We admit that there’s a lot of terminology around processing steel and the engineering that is involved, which can be confusing! To help, we have a glossary page full of terms that you may not feel are instantly obvious in their meaning, but one term that often gets a confused look is for ‘flame cut steel’. A flame is something that we think of as small, in everything from an open flame fire to the famous Flame-grilled Whopper, so would it really be sufficient to cut through a strong, tough steel?
It is possible to slice through steel with a flame, but it’s a slightly more intense one that you’d use to roast marshmallows. Flame cutting is also known by another few names, such as oxy-fuel cutting or oxyacetylene cutters and torches. As can be the case with many of these technologies, flame cutting can also be altered to become a form of welding, so it can either fuse metal or break it apart!
The problem with using an ordinary flame to cut metal is that it’s simply not hot or strong enough to do it. The air we breathe is approximately 78% nitrogen and 19% oxygen, with the rest being made up of a concoction of gases. If you use pure oxygen, however, you provide far greater levels of combustion, the temperature rises significantly and by concentrating that heat into one place, you localise the melting point to a very small area and have a cutting blade made of extremely hot fire!
All flame cutting equipment requires two tanks and a lot of care and attention! Concentrated tanks of fuel and pure oxygen are needed to make sure that combustion is centred on the desired area, whether you’re using it to join or split metals – interestingly, you can’t use the same piece of equipment to do both jobs. An oxy-fuel cutter needs an second oxygen release valve in order to ‘blast’ the area with O2, and raise the temperature high enough to localise the heat to act as a cutter.
Flame cutters are often fuelled by acetylene, hence why they’re sometimes generically referred to as oxyacetylene torches. The flame from this particular fuel can range from around 3,200°C-3,500°C which is hotter than many other fuels and perfect for efficiently cutting through steel. There are oxy-fuel cutters that use hydrogen, however. Oxy-hydrogen cutting equipment is used in the marine industries, as hydrogen can be used at greater pressures than acetylene, meaning that working at depth is easier. Oxyhydrogen cutters are also quite useful for aluminium, which needs a lower temperature than steel.
There are some remote areas that find it difficult to transport these fuels to, so a form of oxy-gasoline cutting has become popular. The principle is the same and petrol is supplied from a pressurised fuel tank onto a blast oxygen stream and it can cut plate steel up to 13mm thick at the same rate as an oxyacetylene nozzle.

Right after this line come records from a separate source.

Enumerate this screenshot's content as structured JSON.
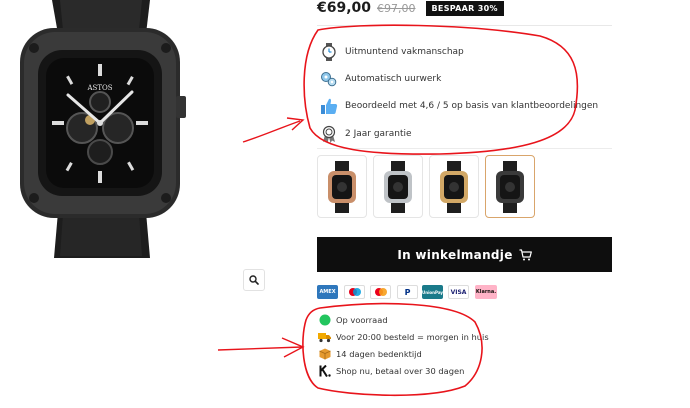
{
  "product": {
    "price_current": "€69,00",
    "price_old": "€97,00",
    "discount_badge": "BESPAAR 30%",
    "brand_on_dial": "ASTOS"
  },
  "features": [
    {
      "icon": "watch-icon",
      "text": "Uitmuntend vakmanschap"
    },
    {
      "icon": "gears-icon",
      "text": "Automatisch uurwerk"
    },
    {
      "icon": "thumbs-up-icon",
      "text": "Beoordeeld met 4,6 / 5 op basis van klantbeoordelingen"
    },
    {
      "icon": "award-ribbon-icon",
      "text": "2 Jaar garantie"
    }
  ],
  "variants": [
    {
      "name": "rose-gold-black",
      "selected": false
    },
    {
      "name": "silver-black",
      "selected": false
    },
    {
      "name": "gold-black",
      "selected": false
    },
    {
      "name": "all-black",
      "selected": true
    }
  ],
  "cart": {
    "label": "In winkelmandje",
    "icon": "cart-icon"
  },
  "payments": [
    {
      "name": "American Express",
      "label": "AMEX",
      "bg": "#2e77bc",
      "fg": "#ffffff"
    },
    {
      "name": "Maestro",
      "label": "",
      "bg": "#ffffff",
      "fg": "#000000"
    },
    {
      "name": "Mastercard",
      "label": "",
      "bg": "#ffffff",
      "fg": "#000000"
    },
    {
      "name": "PayPal",
      "label": "P",
      "bg": "#ffffff",
      "fg": "#003087"
    },
    {
      "name": "Union Pay",
      "label": "UnionPay",
      "bg": "#1a7a8a",
      "fg": "#ffffff"
    },
    {
      "name": "Visa",
      "label": "VISA",
      "bg": "#ffffff",
      "fg": "#1a1f71"
    },
    {
      "name": "Klarna",
      "label": "Klarna.",
      "bg": "#ffb3c7",
      "fg": "#17120f"
    }
  ],
  "info": [
    {
      "icon": "in-stock-dot-icon",
      "text": "Op voorraad"
    },
    {
      "icon": "delivery-truck-icon",
      "text": "Voor 20:00 besteld = morgen in huis"
    },
    {
      "icon": "package-box-icon",
      "text": "14 dagen bedenktijd"
    },
    {
      "icon": "klarna-k-icon",
      "text": "Shop nu, betaal over 30 dagen"
    }
  ],
  "colors": {
    "accent_dark": "#0e0e0e",
    "annotation_red": "#e8141b",
    "stock_green": "#22c55e",
    "selected_border": "#d9a56b"
  }
}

We’re fans of keeping things simple, so we refer to a flame cut steel because it’s a fairly accurate representation of what the process involves! Although when you peek behind the terminology, you often find that the process is a lot more interesting than the name would suggest.